Originally published at: http://humidtropics.cgiar.org/boosting-plantain-production-and-improving-access-to-markets-in-nigeria/
A typical banana and plantain market at Ikire in Osun State, Nigeria, with buyers and sellers. Banana and plantain are staple foods for food security.
Plantain is one of the major crops of smallholder farmers in Nigeria. It is produced both for food consumption in the households and for cash through its transformation into various products that are marketed. Using Humidtropics' integrated systems approach, a team of researchers from FARA and IITA is working with key actors in the Nigeria Action Site to improve the plantain value chain (i.e. to effectively deliver valuable plantain products to the market, and to customers).
Using the Rapid Appraisal of Agricultural Innovation Systems (RAAIS) diagnostic tool, the four Innovation Platforms (IPs) in Nigeria have identified plantain as a key entry point for better impact on poverty and nutrition. Interventions to boost its production and tackle some of the bottlenecks in the plantain value chain, such as the introduction of improved varieties, intervention funds for farmers, marketers and processors, and effective marketing of different plantain products, are expected to quickly yield positive results for Nigerian farmers.
Launch of the Nigerian Plantain Innovation Platform.
Last June, Humidtropics organized a workshop that brought together members of the four IPs and the national Research for Development (R4D) Platform, with key value chain actors (representatives of farmers, middlemen, marketers, processors, financial institutions, end users, transporters, etc.). A new R4D partnership emerged to help design and test innovative solutions for plantain production within the wider agricultural system context, and to improve farmers' knowledge of plantain production in order to meet the demand and the quality required by the market.
Bridging the gap between researchers and farmers makes innovative technologies needed to produce plantain massively, such as the sucker multiplication developed by IITA, available to farmers so they can earn a good living from plantain production. The farmers were also introduced to disease-resistant varieties, which are good in terms of taste and texture especially for consumption, and learned that the agbagba variety is better for processors because of its dry matter content. Researchers indicated that they were currently working on improved varieties that will help boost production.
A stakeholder analysis was conducted where all participants were categorized into stakeholder groups based on their role in the value chain. Stakeholder groups then identified their potential contributions to, and benefits of participating in the IP:
- The farmers group agreed to ensure that high quality plantains are produced and thereby urged researchers to communicate with the extension agencies of Nigeria, called Agricultural Development Projects (ADPs), to inform them about the Humidtropics research initiatives underway and future results of the farmers’ field experiments. The group also requested better access to credit facilities, and other forms of assistance to support farmers during the gestation period of the crop – plantain breeding unlike other crops cannot be achieved very fast.

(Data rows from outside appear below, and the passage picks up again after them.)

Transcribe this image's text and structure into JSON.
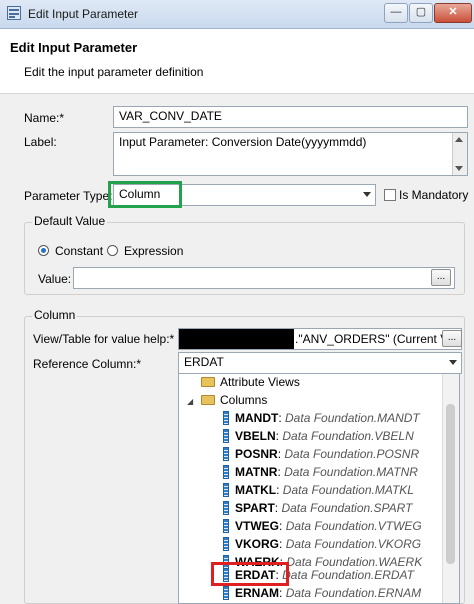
{
  "window": {
    "title": "Edit Input Parameter",
    "minimize": "—",
    "maximize": "▢",
    "close": "✕"
  },
  "header": {
    "title": "Edit Input Parameter",
    "subtitle": "Edit the input parameter definition"
  },
  "form": {
    "name_label": "Name:*",
    "name_value": "VAR_CONV_DATE",
    "label_label": "Label:",
    "label_value": "Input Parameter: Conversion Date(yyyymmdd)",
    "param_type_label": "Parameter Type:",
    "param_type_value": "Column",
    "mandatory_label": "Is Mandatory"
  },
  "default_value": {
    "group_label": "Default Value",
    "constant_label": "Constant",
    "expression_label": "Expression",
    "value_label": "Value:",
    "value_value": "",
    "browse_label": "..."
  },
  "column": {
    "group_label": "Column",
    "view_label": "View/Table for value help:*",
    "view_value": ".\"ANV_ORDERS\" (Current View",
    "browse_label": "...",
    "ref_label": "Reference Column:*",
    "ref_value": "ERDAT"
  },
  "tree": {
    "attribute_views": "Attribute Views",
    "columns": "Columns",
    "items": [
      {
        "name": "MANDT",
        "path": "Data Foundation.MANDT"
      },
      {
        "name": "VBELN",
        "path": "Data Foundation.VBELN"
      },
      {
        "name": "POSNR",
        "path": "Data Foundation.POSNR"
      },
      {
        "name": "MATNR",
        "path": "Data Foundation.MATNR"
      },
      {
        "name": "MATKL",
        "path": "Data Foundation.MATKL"
      },
      {
        "name": "SPART",
        "path": "Data Foundation.SPART"
      },
      {
        "name": "VTWEG",
        "path": "Data Foundation.VTWEG"
      },
      {
        "name": "VKORG",
        "path": "Data Foundation.VKORG"
      },
      {
        "name": "WAERK",
        "path": "Data Foundation.WAERK"
      },
      {
        "name": "ERDAT",
        "path": "Data Foundation.ERDAT"
      },
      {
        "name": "ERNAM",
        "path": "Data Foundation.ERNAM"
      }
    ],
    "colon": ":"
  },
  "colors": {
    "highlight_green": "#22a24a",
    "highlight_red": "#e02020"
  }
}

- Representatives of financial institutions provided information on their lending procedures with benefits such as low interest rate on payback that could strengthen and support this R4D initiative. There will be intervention funds for farmers, marketers, and processors that will give members the opportunity to pay back over time.
- The group comprising transporters and marketers explained the challenges they encounter in getting the products to the market, and in securing buyers for the plantain bunches.
The representative from the agriculture products processors group (plantain processing industries, export companies, etc.) committed to assisting farmers to secure buyers for their produce, as industrial demand for plantain is not being met currently. However, since industries do not buy small quantities and require that plantains meet international standards, there will only be access to this important market if production to industry specification is intensified substantially, both in terms of quantity and quality.
On-farm interactive session on proper agronomic and management practices in Ago-Owu Farm Settlement.
Workshop participants also visited a plantain farm in the Ago-Owu Farm Settlement, and participated in an on-farm interactive session on proper agronomic and management practices to enhance the yield per hectare of their plantain farms.
With the current high demand for plantain products, its production must move away from small backyard farms, expand to bigger areas, and be able to effectively reach markets and end users. This can be accomplished through strong partnerships with all value chain actors, and by implementing agricultural innovations that stem from the present state of scientific knowledge and advancement in technology.
To learn more about the four Humidtropics IPs in Nigeria, and their stakeholders who play different but complementary roles in the development, dissemination and adoption of knowledge and new technologies, read the Nigeria Action Site Innovation Platforms Setting Up Report.
Blog by Tomi Fakolujo, Communication Specialist, and Latifou Idrissou, West Africa Flagship Manager, Humidtropics/IITA. Blog edited by Valérie Poiré, Communication Officer, Humidtropics. Photos by Adebayo/IITA, and Perfect Lenz Studio/IITA.